Starting at the line that contains "What data populates" and ending at the final line of the entries below, write out each line exactly as it appears, but omit the pictures.

Component data from apps and pages:

+++

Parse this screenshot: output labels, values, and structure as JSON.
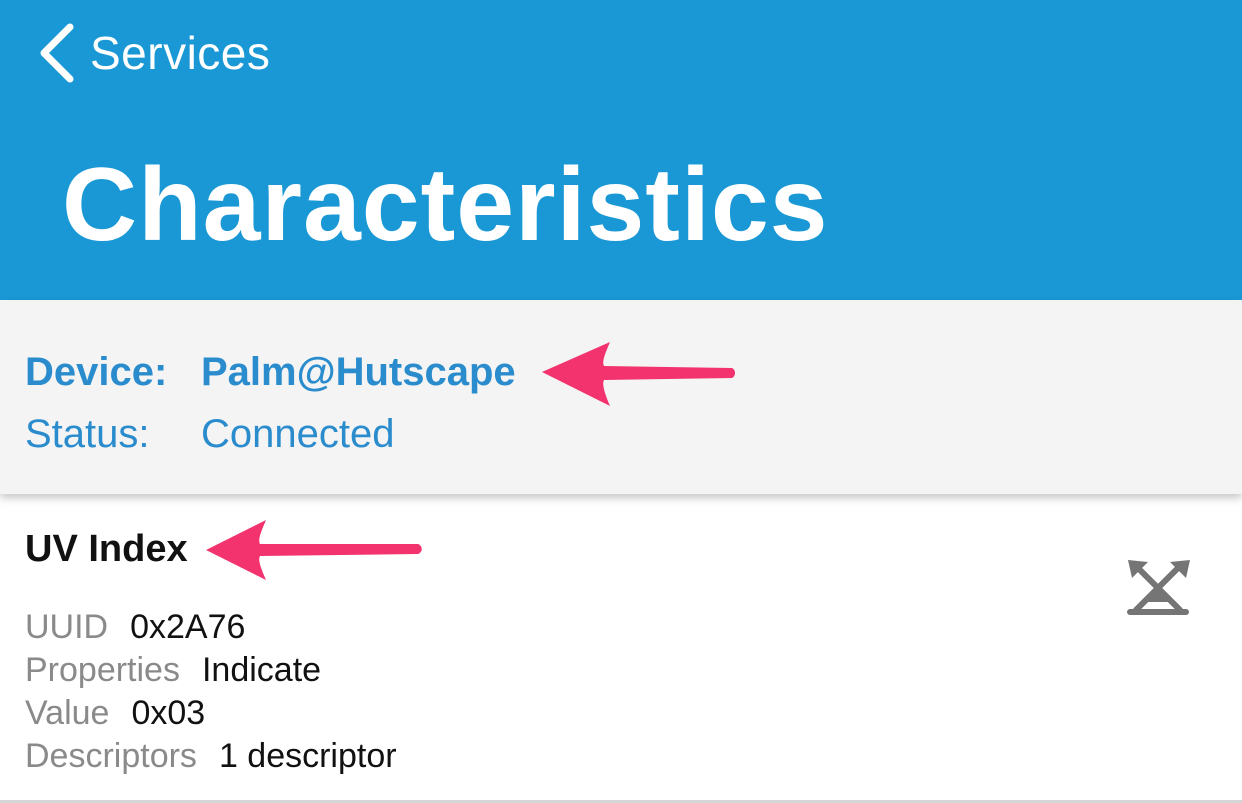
{
  "nav": {
    "back_label": "Services",
    "title": "Characteristics",
    "back_icon": "chevron-left-icon",
    "color": "#1a98d5"
  },
  "device_info": {
    "device_label": "Device:",
    "device_name": "Palm@Hutscape",
    "status_label": "Status:",
    "status_value": "Connected",
    "accent_color": "#2a8ccd"
  },
  "characteristic": {
    "name": "UV Index",
    "uuid_label": "UUID",
    "uuid_value": "0x2A76",
    "properties_label": "Properties",
    "properties_value": "Indicate",
    "value_label": "Value",
    "value_value": "0x03",
    "descriptors_label": "Descriptors",
    "descriptors_value": "1 descriptor",
    "action_icon": "notify-toggle-icon"
  },
  "annotations": {
    "arrow_color": "#f2336e",
    "arrow_icon": "left-arrow-icon"
  }
}
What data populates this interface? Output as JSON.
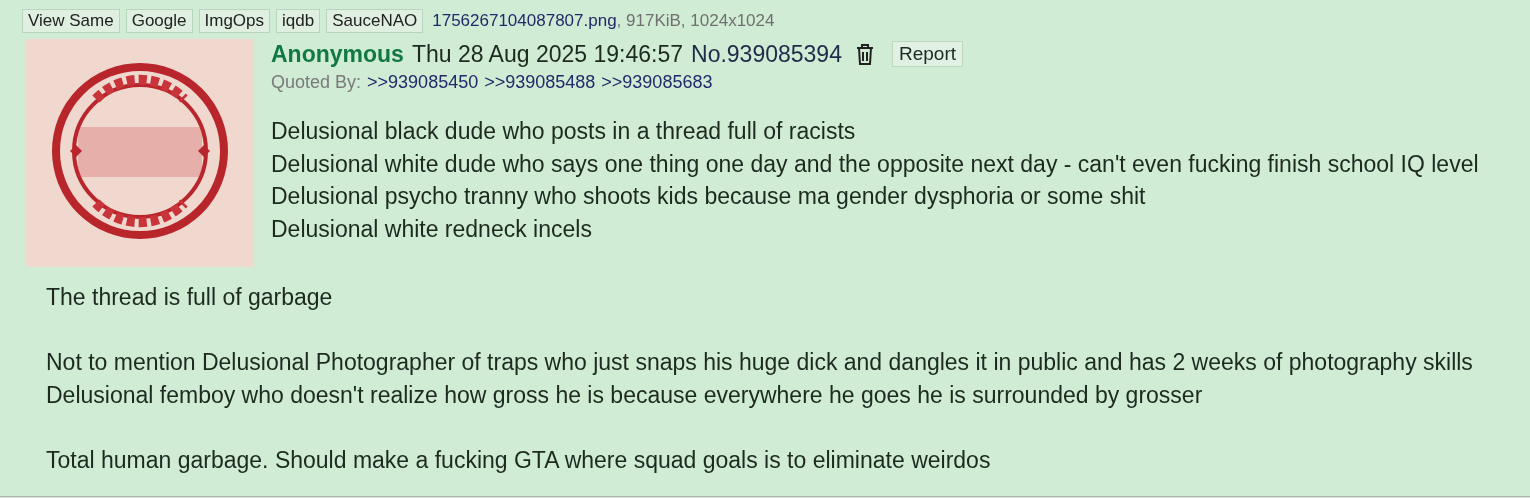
{
  "file_buttons": [
    "View Same",
    "Google",
    "ImgOps",
    "iqdb",
    "SauceNAO"
  ],
  "file": {
    "name": "1756267104087807.png",
    "info": ", 917KiB, 1024x1024"
  },
  "post": {
    "name": "Anonymous",
    "date": "Thu 28 Aug 2025 19:46:57",
    "number": "No.939085394",
    "report": "Report",
    "quoted_by_label": "Quoted By:",
    "quoted_by": [
      ">>939085450",
      ">>939085488",
      ">>939085683"
    ],
    "paragraphs": [
      [
        "Delusional black dude who posts in a thread full of racists",
        "Delusional white dude who says one thing one day and the opposite next day - can't even fucking finish school IQ level",
        "Delusional psycho tranny who shoots kids because ma gender dysphoria or some shit",
        "Delusional white redneck incels"
      ],
      [
        "The thread is full of garbage"
      ],
      [
        "Not to mention Delusional Photographer of traps who just snaps his huge dick and dangles it in public and has 2 weeks of photography skills",
        "Delusional femboy who doesn't realize how gross he is because everywhere he goes he is surrounded by grosser"
      ],
      [
        "Total human garbage. Should make a fucking GTA where squad goals is to eliminate weirdos"
      ]
    ]
  }
}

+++

| RESULT FOR THIS TASK |
What data populates this interface? Output as JSON.
{
  "file_buttons": [
    "View Same",
    "Google",
    "ImgOps",
    "iqdb",
    "SauceNAO"
  ],
  "file": {
    "name": "1756267104087807.png",
    "info": ", 917KiB, 1024x1024"
  },
  "post": {
    "name": "Anonymous",
    "date": "Thu 28 Aug 2025 19:46:57",
    "number": "No.939085394",
    "report": "Report",
    "quoted_by_label": "Quoted By:",
    "quoted_by": [
      ">>939085450",
      ">>939085488",
      ">>939085683"
    ],
    "paragraphs": [
      [
        "Delusional black dude who posts in a thread full of racists",
        "Delusional white dude who says one thing one day and the opposite next day - can't even fucking finish school IQ level",
        "Delusional psycho tranny who shoots kids because ma gender dysphoria or some shit",
        "Delusional white redneck incels"
      ],
      [
        "The thread is full of garbage"
      ],
      [
        "Not to mention Delusional Photographer of traps who just snaps his huge dick and dangles it in public and has 2 weeks of photography skills",
        "Delusional femboy who doesn't realize how gross he is because everywhere he goes he is surrounded by grosser"
      ],
      [
        "Total human garbage. Should make a fucking GTA where squad goals is to eliminate weirdos"
      ]
    ]
  }
}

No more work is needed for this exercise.